Tall Girl: from the perspective of two minorities


Evie de Rubertis/CHRONICLE

Jordan Murray

After watching an embarrassing number of viral TikToks centered around the new—and highly controversial—Netflix film, “Tall Girl,” we were confused about the phrase “men’s size 13 Nike’s” and why it was significant. We decided that it was time to investigate.

For those unfamiliar with the new release, “Tall Girl” follows high school junior Jodi Kreyman (Ava Michelle) as she deals with the “struggles” of being a six-foot-one-inch teenage girl.


The plot 

The movie starts with Jodi narrating what life is like for her as an “oppressed,” tall, blonde, white, upper-middle-class girl. It is during this narration that she says the now infamous line: “Think your life is hard? Imagine being a junior girl wearing size 13 Nikes. Men’s size 13 Nike’s.”
At this point, we had to pause the movie to make sure we did not hear the dialogue incorrectly. Did Jodi really just say that her peers discriminated against her for her shoe size?

Sure, Jody. Tell that to minorities facing racial discrimination everyday. Yes, Jodi. Your unfortunate shoe size means you are at the pinnacle of suffering. You have our condolences.

As the movie continues, we learn that Jodi believes her height has prevented her from ever finding a boyfriend, despite the fact that her 5-foot-7-inch best friend, Jack (Griffin Gluck), has vied for her love since they were young.

Jodi quickly decides she actually can find a boyfriend when she meets her school’s new Swedish foreign exchange student. At six feet two inches, Stig (Luke Eisner) somehow manages to be the only boy at Jodi’s school above six feet tall. The movie then follows Jodi as she competes against the most popular girl in school for Stig’s affection. Despite first choosing her enemy, Stig realizes that Jodi is actually the one for him. By the end, Jodi realizes that she only liked Stig for his height, and (predictably) ends up with her short best friend.

Of course, yet another movie is pushing the narrative that Jodi, an awkward girl, can only learn to overcome her insecurities and feel proud of her “flaws” when a guy validates her. While Netflix tries to create the facade of being a progressive company with an empowering message, in its’ core, the film’s plot follows the overdone storyline where the knight saves the damsel in distress.


The issue 

The cliché plot is not the only problem here. We are the first ones to admit that we love a stereotypical rom-com, but the issue is how far the screenwriters and directors went to convince viewers that Jodi is worthy of sympathy. First, let us look at the casting.

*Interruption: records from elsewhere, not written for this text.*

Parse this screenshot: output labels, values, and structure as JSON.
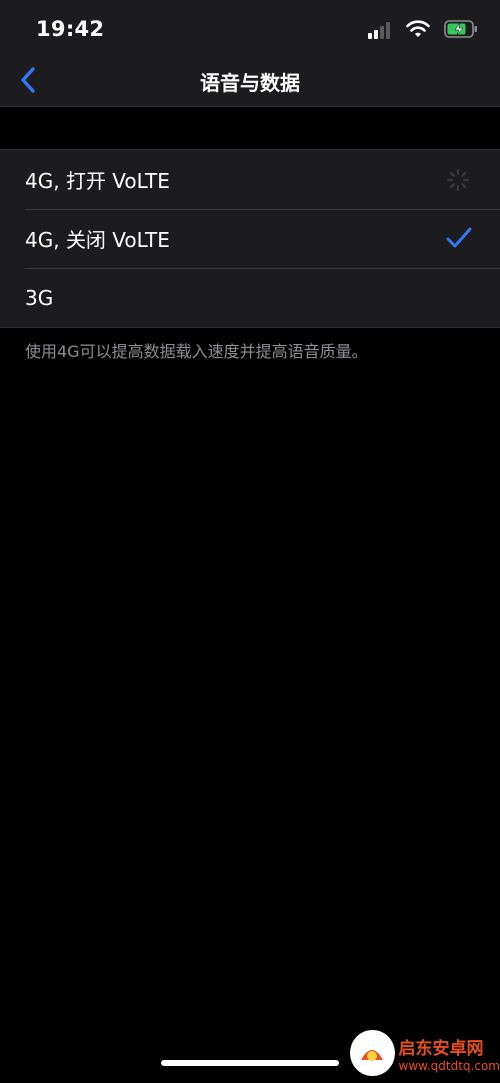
{
  "status_bar": {
    "time": "19:42",
    "icons": [
      "cellular-signal-icon",
      "wifi-icon",
      "battery-charging-icon"
    ]
  },
  "nav": {
    "back_icon": "chevron-left-icon",
    "title": "语音与数据"
  },
  "options": [
    {
      "label": "4G, 打开 VoLTE",
      "state": "loading"
    },
    {
      "label": "4G, 关闭 VoLTE",
      "state": "selected"
    },
    {
      "label": "3G",
      "state": "none"
    }
  ],
  "footnote": "使用4G可以提高数据载入速度并提高语音质量。",
  "watermark": {
    "title": "启东安卓网",
    "url": "www.qdtdtq.com"
  },
  "colors": {
    "accent": "#3478f6",
    "background": "#000000",
    "cell_background": "#1c1c1e",
    "secondary_text": "#8d8d93",
    "watermark": "#e84f1f"
  }
}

There is no way that the directors coincidentally casted Jodi’s sister, as well as the entire high school and family, with actors around five feet tall. The scenes over-dramatized the bullying Jodi endured, to the point where her obstacles were entirely unrealistic. The insane over-exaggerations caused the film to lose any credibility of actually shining light on hardships teens have to go through.

Overall, the film was a gross exaggeration of the struggles of a six-foot-one-inch girl. These exaggerations not only diminished the integrity of the film, but also caused it to be boring. The fact that Jodi’s height made her the object of oppression is an insult to those who face actual discrimination and also creates a lack of sympathy for Jodi’s struggles with her height.

The movie failed to shed light on what it is like being a tall girl, and in the end, the TikToks were more entertaining than the movie.